Linetec’s anodize finishes are created through an electro-chemical process where the aluminum on the surface of a part is converted from aluminum to aluminum oxide, an extremely hard and durable surface finish. Aluminum oxide is second only to a diamond in its hardness. Due to these properties, and because the coating is integral to the metal part itself, anodize is highly resistant to marring, scratching and other damage often associated with the needs of high-traffic environments.

A fun and easy way to demonstrate the durability of true anodize is to take an ordinary nickel coin and rub it back and forth across the anodize aluminum. It looks like the coin is scratching the surface, but in in fact, it is the nickel that wears down against the hard anodized finish.

Check the Spec

When selecting and specifying anodize finishes, it is important to understand what is truly being offered. For architectural aluminum products’ finishes, there are two primary specifications:

  • AAMA 611-20, Voluntary Specification for Anodized Architectural Aluminum, which details Class I, a high-performance, durable finish used for exterior building products, and Class II, a lower performance, less-durable finish recommended for interior applications,
  • AAMA 612-20, Voluntary Specification, Performance Requirements, and Test Procedures for Combined Coatings of Anodic Oxide and Transparent Organic Coatings on Architectural Aluminum.

Both are standards of the Fenestration and Glazing Industry Alliance (FGIA) and each addresses aluminum finishes, but there are several key differences. In AAMA 611 the only coating called for is an anodic coating, while AAMA 612 calls for a very thin anodic finish with an organic coating (paint) applied over the top of the anodic coating.

Watch for “White Anodize”

One finish offered with the 612 specification is referred to as “white anodize.” The white color is achieved by applying a thin, organic coating over the aluminum’s minimal, integral anodic finish. Unfortunately when paint covers the aluminum oxide, the extreme hardness and wear properties of the anodize are compromised. As a result, the coatings specified in AAMA 612 do not have nearly the surface hardness, performance benefits and durability of traditional anodize coatings. Similarly, they also do not have the weatherability, color-fastness and the longer warranties associated with high-performance PVDF architectural coatings that meet AAMA 2605.

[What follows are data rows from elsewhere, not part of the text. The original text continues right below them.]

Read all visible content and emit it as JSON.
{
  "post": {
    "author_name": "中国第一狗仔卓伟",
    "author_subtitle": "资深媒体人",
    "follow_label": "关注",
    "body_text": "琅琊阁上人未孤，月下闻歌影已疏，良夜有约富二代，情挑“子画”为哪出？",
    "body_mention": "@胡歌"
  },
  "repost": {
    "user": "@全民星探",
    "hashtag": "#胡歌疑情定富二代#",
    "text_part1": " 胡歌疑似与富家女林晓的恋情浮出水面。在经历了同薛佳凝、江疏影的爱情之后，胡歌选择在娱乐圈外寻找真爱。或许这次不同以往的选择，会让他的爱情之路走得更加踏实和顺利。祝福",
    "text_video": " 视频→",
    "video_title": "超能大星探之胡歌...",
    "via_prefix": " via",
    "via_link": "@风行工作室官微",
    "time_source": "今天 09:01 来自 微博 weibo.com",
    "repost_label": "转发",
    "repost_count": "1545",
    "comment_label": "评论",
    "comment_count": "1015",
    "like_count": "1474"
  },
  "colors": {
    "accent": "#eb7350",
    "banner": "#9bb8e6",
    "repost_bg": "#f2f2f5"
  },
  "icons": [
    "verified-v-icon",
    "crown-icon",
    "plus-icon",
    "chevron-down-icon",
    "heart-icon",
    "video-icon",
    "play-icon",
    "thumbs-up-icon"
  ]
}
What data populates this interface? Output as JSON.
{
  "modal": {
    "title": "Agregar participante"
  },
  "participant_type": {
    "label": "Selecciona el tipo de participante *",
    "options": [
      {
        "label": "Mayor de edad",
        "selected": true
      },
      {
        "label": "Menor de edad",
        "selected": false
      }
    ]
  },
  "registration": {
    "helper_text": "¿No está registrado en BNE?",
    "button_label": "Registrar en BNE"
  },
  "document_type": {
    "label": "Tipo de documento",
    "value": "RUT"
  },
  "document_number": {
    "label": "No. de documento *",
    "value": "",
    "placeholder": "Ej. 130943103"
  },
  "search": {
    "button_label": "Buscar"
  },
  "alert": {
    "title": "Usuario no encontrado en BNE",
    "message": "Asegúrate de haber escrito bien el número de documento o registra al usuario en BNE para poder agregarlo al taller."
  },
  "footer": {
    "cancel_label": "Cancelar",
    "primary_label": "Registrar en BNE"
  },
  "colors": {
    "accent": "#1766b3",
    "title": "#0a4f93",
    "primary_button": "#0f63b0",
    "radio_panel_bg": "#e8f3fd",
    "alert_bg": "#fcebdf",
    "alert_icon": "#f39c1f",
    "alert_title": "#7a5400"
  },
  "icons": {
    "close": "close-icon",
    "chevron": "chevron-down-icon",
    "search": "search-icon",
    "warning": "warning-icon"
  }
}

AAMA 611 Class I

Traditional dark bronze anodize aggressively rubbed with a nickel

AAMA 611 Class I

Traditional dark bronze anodize wiped with wet towel after a nickel rub

AAMA 612

“White anodize” aggressively rubbed with a nickel

AAMA 612

“White anodize” wiped with wet towel after a nickel rub

If durability is the priority in selecting a finish for architectural aluminum, coatings that only meet the AAMA 612 specification will not suffice. For the most durable and wear-resistant finish available, choose Linetec’s anodize finishes specified to meet AAMA 611 Class I.

If you need help selecting and specifying finishes, please contact us for personalized customer service.